▶ _EXERCISE_:
Find every line in the records below that holds the word "icon" and copy it.

[Extracted records]
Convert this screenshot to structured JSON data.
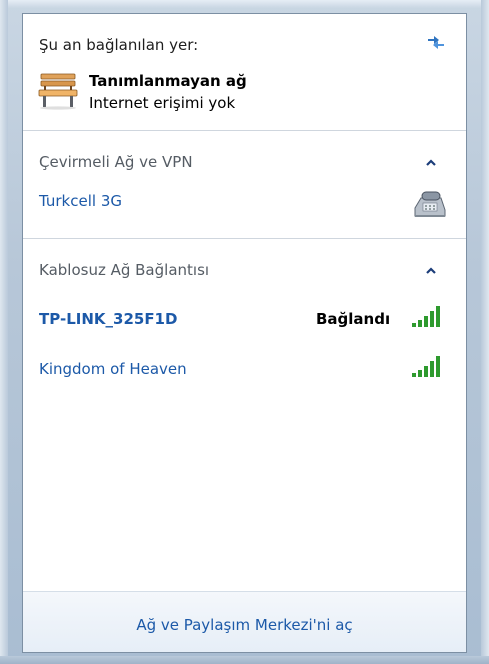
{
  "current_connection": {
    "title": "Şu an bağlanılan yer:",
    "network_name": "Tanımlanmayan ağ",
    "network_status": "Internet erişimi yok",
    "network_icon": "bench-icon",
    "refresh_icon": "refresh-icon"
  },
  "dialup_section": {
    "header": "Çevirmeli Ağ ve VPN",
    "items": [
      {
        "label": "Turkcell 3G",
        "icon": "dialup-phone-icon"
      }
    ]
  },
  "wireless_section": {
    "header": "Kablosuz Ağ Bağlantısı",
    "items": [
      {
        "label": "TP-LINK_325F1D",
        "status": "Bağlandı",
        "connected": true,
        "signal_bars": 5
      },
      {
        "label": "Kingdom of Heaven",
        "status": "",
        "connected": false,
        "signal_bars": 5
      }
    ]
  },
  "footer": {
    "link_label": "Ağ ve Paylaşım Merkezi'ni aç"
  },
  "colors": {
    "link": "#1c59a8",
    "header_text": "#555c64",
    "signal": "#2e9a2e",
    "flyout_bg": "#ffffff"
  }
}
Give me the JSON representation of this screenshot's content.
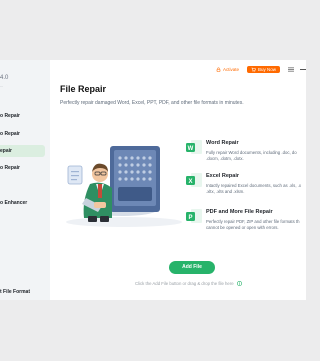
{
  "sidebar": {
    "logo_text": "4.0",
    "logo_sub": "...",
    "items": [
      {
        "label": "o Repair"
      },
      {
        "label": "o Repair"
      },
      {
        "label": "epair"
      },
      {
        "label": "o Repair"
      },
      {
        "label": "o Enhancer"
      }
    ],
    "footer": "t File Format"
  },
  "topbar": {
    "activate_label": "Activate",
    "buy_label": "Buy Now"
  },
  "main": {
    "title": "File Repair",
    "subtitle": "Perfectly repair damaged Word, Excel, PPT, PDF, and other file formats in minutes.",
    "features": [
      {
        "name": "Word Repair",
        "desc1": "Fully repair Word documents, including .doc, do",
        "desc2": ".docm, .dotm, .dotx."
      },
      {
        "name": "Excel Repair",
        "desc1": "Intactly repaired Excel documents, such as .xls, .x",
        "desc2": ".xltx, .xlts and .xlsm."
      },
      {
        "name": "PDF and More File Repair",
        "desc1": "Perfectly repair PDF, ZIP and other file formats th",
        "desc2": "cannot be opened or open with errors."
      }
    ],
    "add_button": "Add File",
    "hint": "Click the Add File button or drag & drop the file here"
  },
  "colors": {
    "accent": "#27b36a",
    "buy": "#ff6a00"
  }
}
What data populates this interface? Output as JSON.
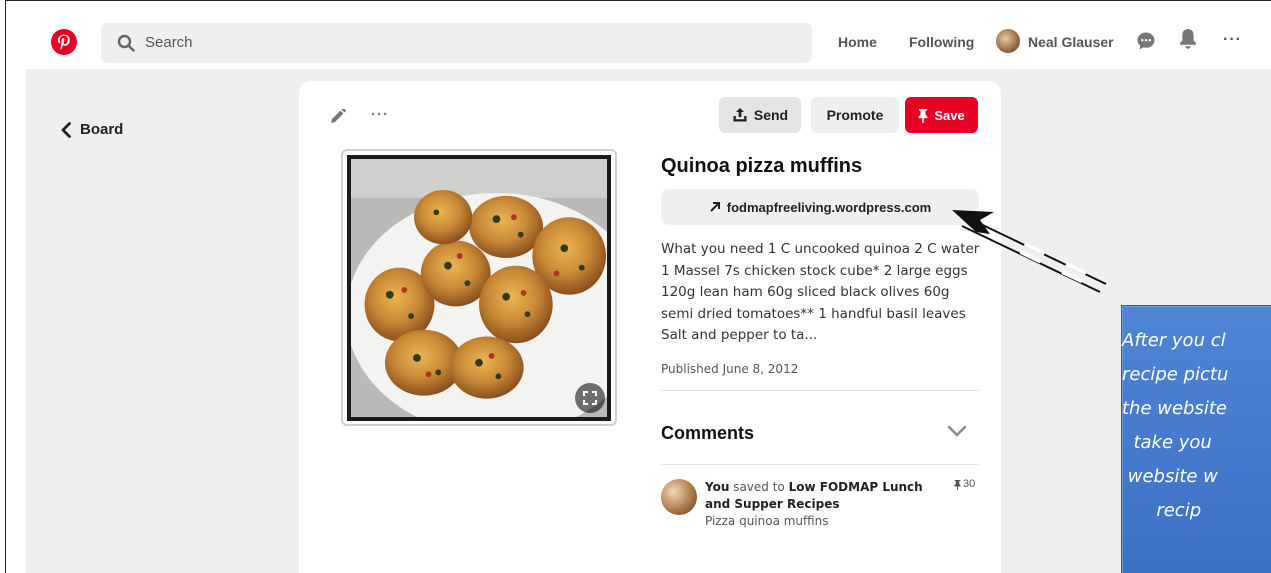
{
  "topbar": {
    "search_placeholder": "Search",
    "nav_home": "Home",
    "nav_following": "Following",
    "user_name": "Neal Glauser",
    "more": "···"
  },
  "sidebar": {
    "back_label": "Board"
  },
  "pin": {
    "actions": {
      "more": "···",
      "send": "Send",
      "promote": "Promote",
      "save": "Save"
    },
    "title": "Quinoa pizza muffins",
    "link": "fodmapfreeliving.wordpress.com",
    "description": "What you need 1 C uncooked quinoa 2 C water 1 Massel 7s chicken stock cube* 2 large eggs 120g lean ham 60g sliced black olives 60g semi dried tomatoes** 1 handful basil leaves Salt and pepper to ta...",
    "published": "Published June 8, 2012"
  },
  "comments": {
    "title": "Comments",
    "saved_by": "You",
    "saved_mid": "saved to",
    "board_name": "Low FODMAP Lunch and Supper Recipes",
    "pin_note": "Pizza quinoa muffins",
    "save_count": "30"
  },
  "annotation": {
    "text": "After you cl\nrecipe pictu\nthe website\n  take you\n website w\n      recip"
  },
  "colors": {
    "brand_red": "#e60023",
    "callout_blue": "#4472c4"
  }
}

▶ _SOLUTION_:
    "network_icon": "bench-icon",
    "refresh_icon": "refresh-icon"
        "icon": "dialup-phone-icon"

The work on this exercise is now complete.